Egon Zehnder’s International Executive Panel finds that increasingly disruptive, unpredictable business environments make past performance an unreliable predictor of executives’ future success. Participants point to a new paradigm for identifying future leaders that shifts away from what leaders know and toward a more personal evaluation of who they are.
More Creative. More Daring. More Personal.
In the summer of 2013, more than 800 executives from around the world took part in an Egon Zehnder study exploring the future of leadership. An overwhelming majority (87 percent) said companies will need to think outside the box and be more creative, daring an innovative in their approaches to developing and retaining top executives in the future.
One key, the findings strongly suggest, is relying less on past performance as an indicator of future success and more on identifying the personal traits that indicate leadership potential.
Disruption and Unpredictability

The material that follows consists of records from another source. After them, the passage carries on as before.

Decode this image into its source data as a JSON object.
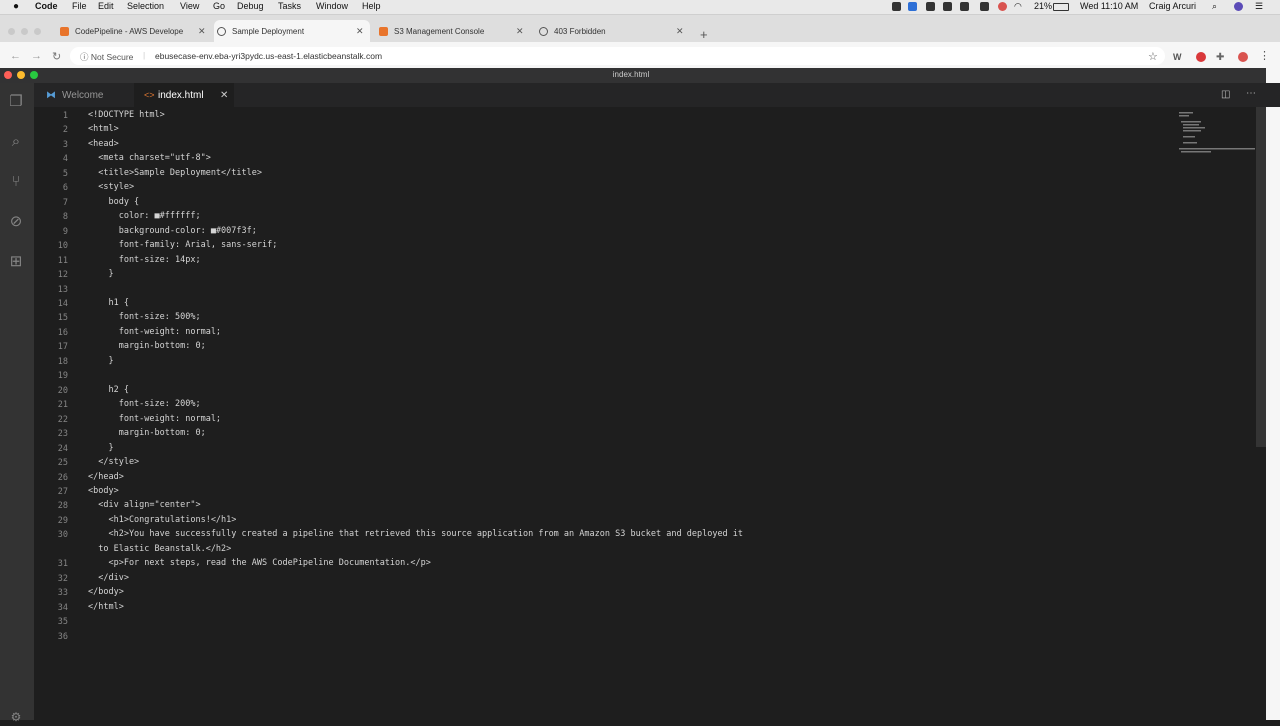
{
  "menubar": {
    "app": "Code",
    "items": [
      "File",
      "Edit",
      "Selection",
      "View",
      "Go",
      "Debug",
      "Tasks",
      "Window",
      "Help"
    ],
    "battery": "21%",
    "clock": "Wed 11:10 AM",
    "user": "Craig Arcuri"
  },
  "browser": {
    "tabs": [
      {
        "label": "CodePipeline - AWS Develope",
        "favicon_color": "#e8742b"
      },
      {
        "label": "Sample Deployment",
        "favicon_color": "#555555"
      },
      {
        "label": "S3 Management Console",
        "favicon_color": "#e8742b"
      },
      {
        "label": "403 Forbidden",
        "favicon_color": "#555555"
      }
    ],
    "security": "Not Secure",
    "url": "ebusecase-env.eba-yri3pydc.us-east-1.elasticbeanstalk.com"
  },
  "vscode": {
    "window_title": "index.html",
    "tabs": [
      "Welcome",
      "index.html"
    ],
    "lines": [
      "<!DOCTYPE html>",
      "<html>",
      "<head>",
      "  <meta charset=\"utf-8\">",
      "  <title>Sample Deployment</title>",
      "  <style>",
      "    body {",
      "      color: ■#ffffff;",
      "      background-color: ■#007f3f;",
      "      font-family: Arial, sans-serif;",
      "      font-size: 14px;",
      "    }",
      "",
      "    h1 {",
      "      font-size: 500%;",
      "      font-weight: normal;",
      "      margin-bottom: 0;",
      "    }",
      "",
      "    h2 {",
      "      font-size: 200%;",
      "      font-weight: normal;",
      "      margin-bottom: 0;",
      "    }",
      "  </style>",
      "</head>",
      "<body>",
      "  <div align=\"center\">",
      "    <h1>Congratulations!</h1>",
      "    <h2>You have successfully created a pipeline that retrieved this source application from an Amazon S3 bucket and deployed it\n  to Elastic Beanstalk.</h2>",
      "    <p>For next steps, read the AWS CodePipeline Documentation.</p>",
      "  </div>",
      "</body>",
      "</html>",
      "",
      ""
    ]
  }
}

A core challenge, the study respondents overwhelmingly agreed, is an increasingly disruptive environment that makes it very difficult to foresee what will be required of leaders in the years ahead. Disruption and unpredictability make a leader’s success in a current role an inherently less reliable predictor of success in future roles.
Only 2 in 10 of survey respondents say their company is very successful in identifying leadership prospects early on. The same small percentage considers their company’s leadership pipeline very promising. Compounding the challenge, nearly one-third report it is very difficult for their company to attract and hire the best talent from the outside.
Time for a New Paradigm
The perspectives voiced by this global sample of executives carry a palpable sense of concern. The great majority see their companies’ ability to effectively identify and nurture great future leaders being significantly hampered by an increasingly complex business landscape that makes future demands on leaders all but impossible to predict. Past experience, while still a vitally important guide in talent strategy, seems to reveal less than traditionally assumed about how companies might best prepare for the future. Nearly all the leaders in this global survey concur that it is time for a new paradigm. They even point the way: relying less on the notion of high performance equating to high potential but rather look at personal traits as the strongest indicator of leadership success.